Brian Savilonis, professor of mechanical engineering, received the Denise Nicoletti Trustees' Award for Service to Community. Established in 2003 in memory of WPI’s first tenured female faculty member in electrical and computer engineering, it is presented to a member of the faculty or staff in recognition of passion and action in serving the needs of a community. With a passion for running and coaching, Savilonis is the longtime coach of the university's men's and women's cross country teams and also helps coach the track and field teams. His citation notes that he "created a strong community among the student athletes of these teams by encouraging the teams to support each other and other athletic teams across campus. He instilled in his athletes the importance of making a difference in their communities and then supporting their decisions to do so by rearranging practice schedules to accommodate these commitments." Savilonis helped found WPI's Frontiers summer enrichment program and also assists at Special Olympics and area high school track meets, as well as many community racing events.

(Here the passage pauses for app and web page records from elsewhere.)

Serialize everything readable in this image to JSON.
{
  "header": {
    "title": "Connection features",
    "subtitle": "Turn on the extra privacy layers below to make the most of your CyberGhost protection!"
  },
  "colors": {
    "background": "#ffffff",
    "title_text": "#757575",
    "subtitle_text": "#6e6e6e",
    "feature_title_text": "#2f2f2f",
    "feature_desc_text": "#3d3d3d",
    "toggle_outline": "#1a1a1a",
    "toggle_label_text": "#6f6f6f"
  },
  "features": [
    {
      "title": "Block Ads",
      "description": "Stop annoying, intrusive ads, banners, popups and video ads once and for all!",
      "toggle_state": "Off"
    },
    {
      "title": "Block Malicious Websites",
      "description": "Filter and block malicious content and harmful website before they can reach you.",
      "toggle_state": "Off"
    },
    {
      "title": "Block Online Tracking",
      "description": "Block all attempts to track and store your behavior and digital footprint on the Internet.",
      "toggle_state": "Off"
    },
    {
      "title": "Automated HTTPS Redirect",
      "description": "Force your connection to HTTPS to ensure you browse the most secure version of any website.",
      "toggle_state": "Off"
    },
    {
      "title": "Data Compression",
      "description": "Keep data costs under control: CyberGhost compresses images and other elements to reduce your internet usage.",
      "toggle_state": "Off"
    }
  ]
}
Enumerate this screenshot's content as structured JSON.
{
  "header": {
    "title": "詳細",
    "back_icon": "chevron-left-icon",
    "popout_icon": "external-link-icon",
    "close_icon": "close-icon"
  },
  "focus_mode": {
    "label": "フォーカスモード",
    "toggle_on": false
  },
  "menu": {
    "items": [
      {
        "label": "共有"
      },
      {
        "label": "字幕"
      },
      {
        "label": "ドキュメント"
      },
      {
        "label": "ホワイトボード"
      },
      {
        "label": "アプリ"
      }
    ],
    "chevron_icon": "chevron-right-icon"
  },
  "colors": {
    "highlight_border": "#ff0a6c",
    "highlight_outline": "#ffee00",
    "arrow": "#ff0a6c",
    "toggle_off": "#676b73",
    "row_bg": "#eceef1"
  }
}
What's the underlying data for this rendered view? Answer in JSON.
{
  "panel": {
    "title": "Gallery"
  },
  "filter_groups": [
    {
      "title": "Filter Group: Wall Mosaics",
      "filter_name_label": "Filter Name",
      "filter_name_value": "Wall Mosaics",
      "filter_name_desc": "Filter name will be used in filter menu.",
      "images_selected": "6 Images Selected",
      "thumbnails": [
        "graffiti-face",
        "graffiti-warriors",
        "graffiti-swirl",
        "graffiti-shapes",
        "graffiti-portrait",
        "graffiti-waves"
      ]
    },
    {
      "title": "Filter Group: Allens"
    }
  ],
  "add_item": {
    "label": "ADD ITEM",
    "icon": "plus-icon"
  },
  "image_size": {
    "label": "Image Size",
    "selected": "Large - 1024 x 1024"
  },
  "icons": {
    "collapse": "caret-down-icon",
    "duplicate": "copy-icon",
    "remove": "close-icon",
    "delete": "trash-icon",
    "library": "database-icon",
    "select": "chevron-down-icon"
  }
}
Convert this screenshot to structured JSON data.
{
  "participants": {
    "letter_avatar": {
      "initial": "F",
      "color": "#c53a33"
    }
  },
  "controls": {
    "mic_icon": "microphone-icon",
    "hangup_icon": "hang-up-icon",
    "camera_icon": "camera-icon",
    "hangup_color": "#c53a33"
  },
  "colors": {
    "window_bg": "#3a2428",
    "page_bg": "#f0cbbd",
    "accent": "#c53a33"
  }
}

Dirk Albrecht, assistant professor of biomedical engineering, received the Romeo L. Moruzzi Young Faculty Award. Presented in memory of a longtime faculty member in electrical and computer engineering, the award recognizes innovation in undergraduate education. He was honored "for his innovative efforts to enhance student engagement through hands-on learning in a large enrollment bioinstrumentation course," his citation said. Recasting a challenging course typically taken by sophomores, Albrecht developed lab assignments that students compete on their own using inexpensive Arduino kits. Students apply the principles, theory, and equations presented in class to assemble their own electrocardiograph (ECG) instrument from scratch and then test them by measuring their own heart signals. "Professor Albrecht’s ambitious and bold course redesign demonstrates that significant hands-on learning experiences are feasible in large undergraduate classes and have substantial benefits for students," his citation noted.
Brittany Neumann, a graduate student in chemistry and biochemistry, received the Teaching Assistant of the Year Award, which recognizes the contributions graduate students make to the quality and success of WPI’s undergraduate curriculum. Neumann was honored for her exemplary support of the course Experimental Chemistry over several years. She was the only teaching assistant who learned the course material from Professor Robert Connors, who passed away in 2015. Her knowledge of the laboratory experiments and course software enabled the course to continue and students to have a meaningful learning experience while the course was reworked. "She performed her duties with sensitivity, resolve, and maturity, and never once considered how the extra demands on her time would inhibit her own studies or slow down her own research," her citation noted.